EXERCISE PROMPT: Find every line in the entries that holds the string "value" and report it.

##### DATA FOR THIS TASK

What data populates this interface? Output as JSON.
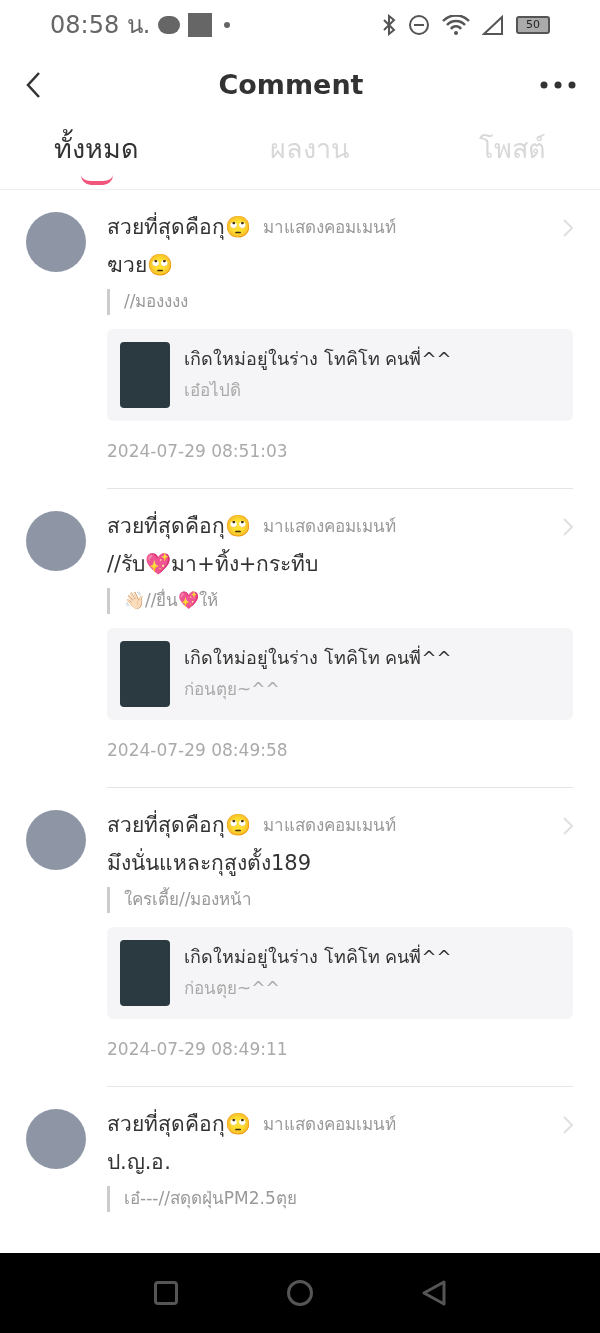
{
  "status_bar": {
    "time": "08:58 น.",
    "battery": "50"
  },
  "header": {
    "title": "Comment"
  },
  "tabs": [
    {
      "label": "ทั้งหมด",
      "selected": true
    },
    {
      "label": "ผลงาน",
      "selected": false
    },
    {
      "label": "โพสต์",
      "selected": false
    }
  ],
  "comments": [
    {
      "author": "สวยที่สุดคือกุ🙄",
      "action": "มาแสดงคอมเมนท์",
      "text": "ฆวย🙄",
      "quote": "//มองงงง",
      "work": {
        "title": "เกิดใหม่อยู่ในร่าง โทคิโท คนพี่^^",
        "excerpt": "เอ๋อไปดิ"
      },
      "time": "2024-07-29 08:51:03"
    },
    {
      "author": "สวยที่สุดคือกุ🙄",
      "action": "มาแสดงคอมเมนท์",
      "text": "//รับ💖มา+ทิ้ง+กระทืบ",
      "quote": "👋🏻//ยื่น💖ให้",
      "work": {
        "title": "เกิดใหม่อยู่ในร่าง โทคิโท คนพี่^^",
        "excerpt": "ก่อนตุย~^^"
      },
      "time": "2024-07-29 08:49:58"
    },
    {
      "author": "สวยที่สุดคือกุ🙄",
      "action": "มาแสดงคอมเมนท์",
      "text": "มึงนั่นแหละกุสูงตั้ง189",
      "quote": "ใครเตี้ย//มองหน้า",
      "work": {
        "title": "เกิดใหม่อยู่ในร่าง โทคิโท คนพี่^^",
        "excerpt": "ก่อนตุย~^^"
      },
      "time": "2024-07-29 08:49:11"
    },
    {
      "author": "สวยที่สุดคือกุ🙄",
      "action": "มาแสดงคอมเมนท์",
      "text": "ป.ญ.อ.",
      "quote": "เอ๋---//สดุดฝุ่นPM2.5ตุย"
    }
  ]
}
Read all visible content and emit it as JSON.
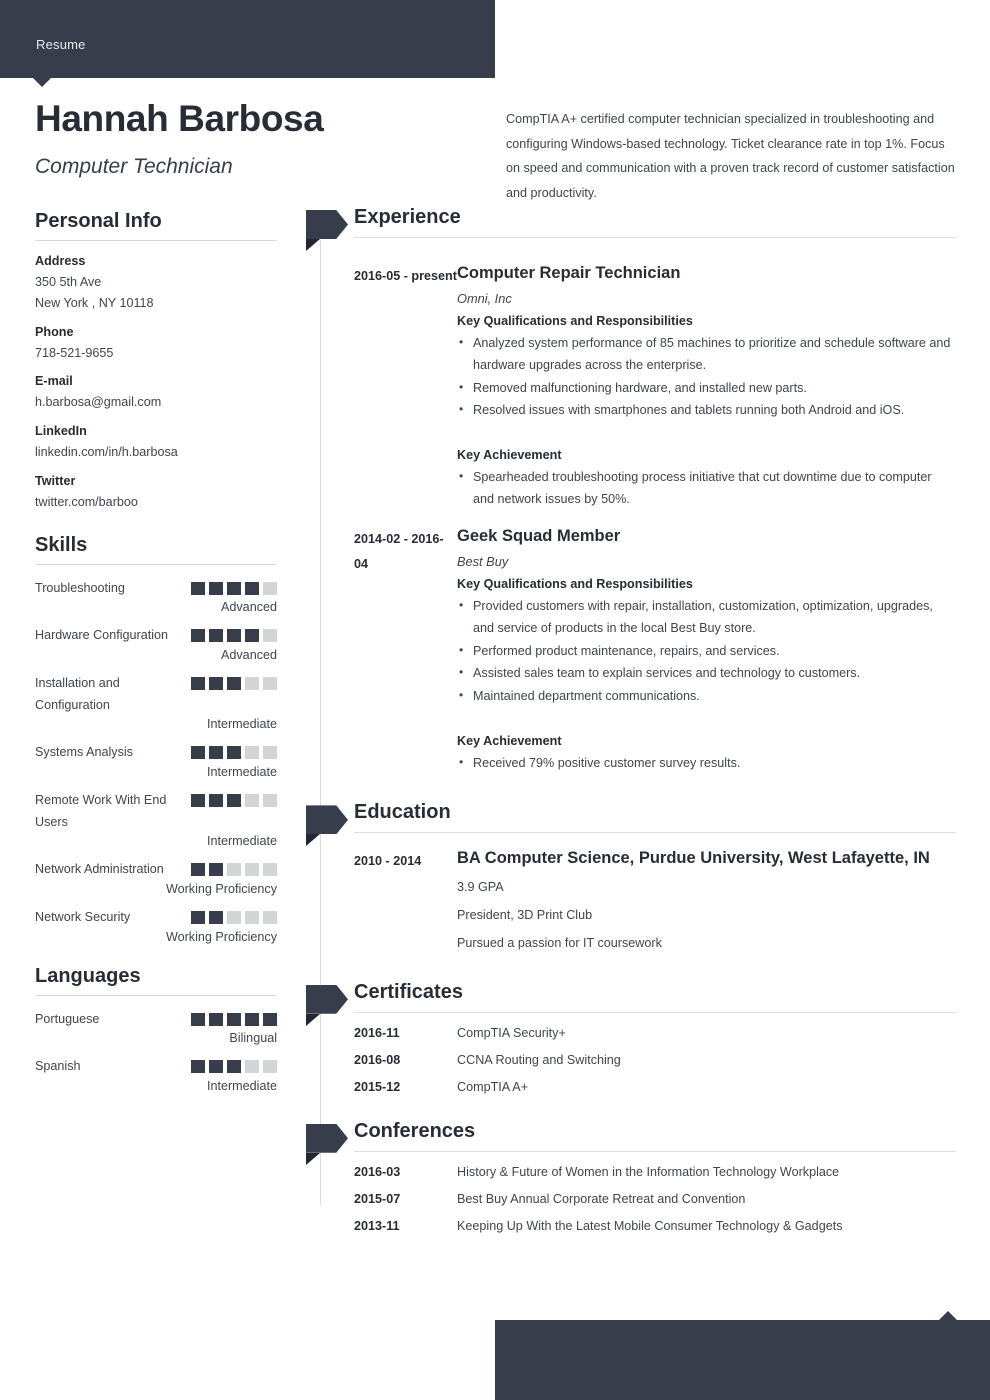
{
  "topbar": {
    "label": "Resume"
  },
  "header": {
    "name": "Hannah Barbosa",
    "job_title": "Computer Technician",
    "summary": "CompTIA A+ certified computer technician specialized in troubleshooting and configuring Windows-based technology. Ticket clearance rate in top 1%. Focus on speed and communication with a proven track record of customer satisfaction and productivity."
  },
  "colors": {
    "dark": "#373d4a",
    "fold": "#222733",
    "dot_on": "#373d4a",
    "dot_off": "#d2d4d6",
    "text": "#3f454e"
  },
  "personal_info": {
    "title": "Personal Info",
    "items": [
      {
        "label": "Address",
        "value": "350 5th Ave\nNew York , NY 10118",
        "line1": "350 5th Ave",
        "line2": "New York , NY 10118"
      },
      {
        "label": "Phone",
        "value": "718-521-9655"
      },
      {
        "label": "E-mail",
        "value": "h.barbosa@gmail.com"
      },
      {
        "label": "LinkedIn",
        "value": "linkedin.com/in/h.barbosa"
      },
      {
        "label": "Twitter",
        "value": "twitter.com/barboo"
      }
    ]
  },
  "skills": {
    "title": "Skills",
    "max": 5,
    "items": [
      {
        "name": "Troubleshooting",
        "rating": 4,
        "level": "Advanced"
      },
      {
        "name": "Hardware Configuration",
        "rating": 4,
        "level": "Advanced"
      },
      {
        "name": "Installation and Configuration",
        "rating": 3,
        "level": "Intermediate"
      },
      {
        "name": "Systems Analysis",
        "rating": 3,
        "level": "Intermediate"
      },
      {
        "name": "Remote Work With End Users",
        "rating": 3,
        "level": "Intermediate"
      },
      {
        "name": "Network Administration",
        "rating": 2,
        "level": "Working Proficiency"
      },
      {
        "name": "Network Security",
        "rating": 2,
        "level": "Working Proficiency"
      }
    ]
  },
  "languages": {
    "title": "Languages",
    "max": 5,
    "items": [
      {
        "name": "Portuguese",
        "rating": 5,
        "level": "Bilingual"
      },
      {
        "name": "Spanish",
        "rating": 3,
        "level": "Intermediate"
      }
    ]
  },
  "experience": {
    "title": "Experience",
    "entries": [
      {
        "date": "2016-05 - present",
        "title": "Computer Repair Technician",
        "org": "Omni, Inc",
        "quals_heading": "Key Qualifications and Responsibilities",
        "bullets": [
          "Analyzed system performance of 85 machines to prioritize and schedule software and hardware upgrades across the enterprise.",
          "Removed malfunctioning hardware, and installed new parts.",
          "Resolved issues with smartphones and tablets running both Android and iOS."
        ],
        "achievement_heading": "Key Achievement",
        "achievements": [
          "Spearheaded troubleshooting process initiative that cut downtime due to computer and network issues by 50%."
        ]
      },
      {
        "date": "2014-02 - 2016-04",
        "title": "Geek Squad Member",
        "org": "Best Buy",
        "quals_heading": "Key Qualifications and Responsibilities",
        "bullets": [
          "Provided customers with repair, installation, customization, optimization, upgrades, and service of products in the local Best Buy store.",
          "Performed product maintenance, repairs, and services.",
          "Assisted sales team to explain services and technology to customers.",
          "Maintained department communications."
        ],
        "achievement_heading": "Key Achievement",
        "achievements": [
          "Received 79% positive customer survey results."
        ]
      }
    ]
  },
  "education": {
    "title": "Education",
    "entries": [
      {
        "date": "2010 - 2014",
        "title": "BA Computer Science, Purdue University, West Lafayette, IN",
        "lines": [
          "3.9 GPA",
          "President, 3D Print Club",
          "Pursued a passion for IT coursework"
        ]
      }
    ]
  },
  "certificates": {
    "title": "Certificates",
    "rows": [
      {
        "date": "2016-11",
        "text": "CompTIA Security+"
      },
      {
        "date": "2016-08",
        "text": "CCNA Routing and Switching"
      },
      {
        "date": "2015-12",
        "text": "CompTIA A+"
      }
    ]
  },
  "conferences": {
    "title": "Conferences",
    "rows": [
      {
        "date": "2016-03",
        "text": "History & Future of Women in the Information Technology Workplace"
      },
      {
        "date": "2015-07",
        "text": "Best Buy Annual Corporate Retreat and Convention"
      },
      {
        "date": "2013-11",
        "text": "Keeping Up With the Latest Mobile Consumer Technology & Gadgets"
      }
    ]
  }
}
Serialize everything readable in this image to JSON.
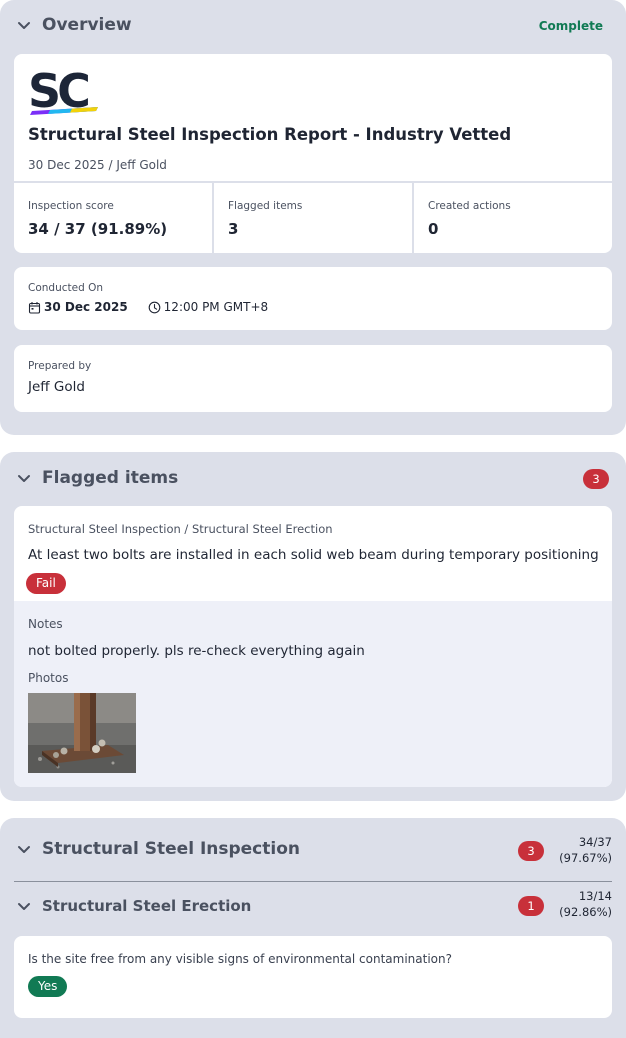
{
  "overview": {
    "title": "Overview",
    "status": "Complete",
    "logo_text": "SC",
    "report_title": "Structural Steel Inspection Report - Industry Vetted",
    "report_subtitle": "30 Dec 2025 / Jeff Gold",
    "stats": [
      {
        "label": "Inspection score",
        "value": "34 / 37 (91.89%)"
      },
      {
        "label": "Flagged items",
        "value": "3"
      },
      {
        "label": "Created actions",
        "value": "0"
      }
    ],
    "conducted": {
      "label": "Conducted On",
      "date": "30 Dec 2025",
      "time": "12:00 PM GMT+8"
    },
    "prepared": {
      "label": "Prepared by",
      "name": "Jeff Gold"
    }
  },
  "flagged": {
    "title": "Flagged items",
    "count": "3",
    "item": {
      "path": "Structural Steel Inspection / Structural Steel Erection",
      "question": "At least two bolts are installed in each solid web beam during temporary positioning",
      "response": "Fail",
      "notes_label": "Notes",
      "notes": "not bolted properly. pls re-check everything again",
      "photos_label": "Photos"
    }
  },
  "inspection": {
    "title": "Structural Steel Inspection",
    "flag_count": "3",
    "score": "34/37",
    "percent": "(97.67%)",
    "subsection": {
      "title": "Structural Steel Erection",
      "flag_count": "1",
      "score": "13/14",
      "percent": "(92.86%)"
    },
    "question": "Is the site free from any visible signs of environmental contamination?",
    "response": "Yes"
  },
  "colors": {
    "section_bg": "#dcdfe9",
    "badge_red": "#c8303a",
    "success_green": "#117a54",
    "logo_navy": "#1d2638"
  }
}
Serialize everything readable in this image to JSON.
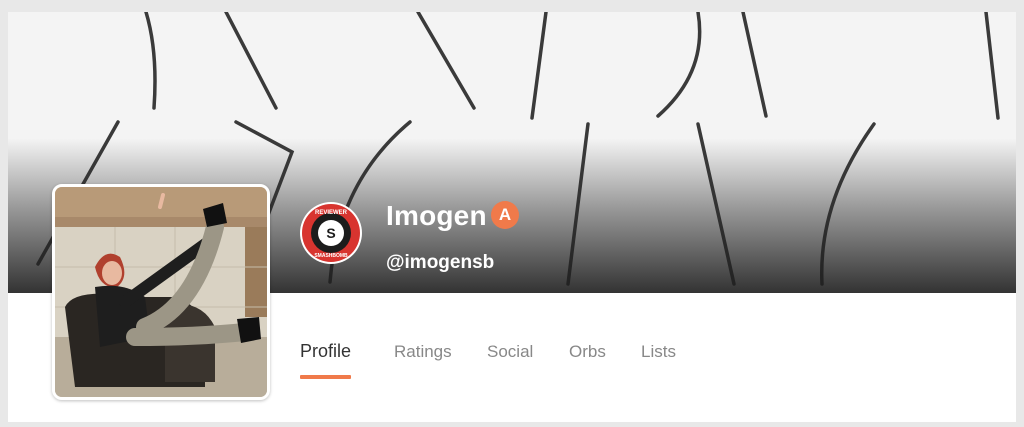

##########

EXPECTED ANSWER:
        "value": "350 5th Ave\nNew York , NY 10118",
        "value": "718-521-9655"
        "value": "h.barbosa@gmail.com"
        "value": "linkedin.com/in/h.barbosa"
        "value": "twitter.com/barboo"
        "value": "34 / 37 (91.89%)"
        "value": "3"
        "value": "0"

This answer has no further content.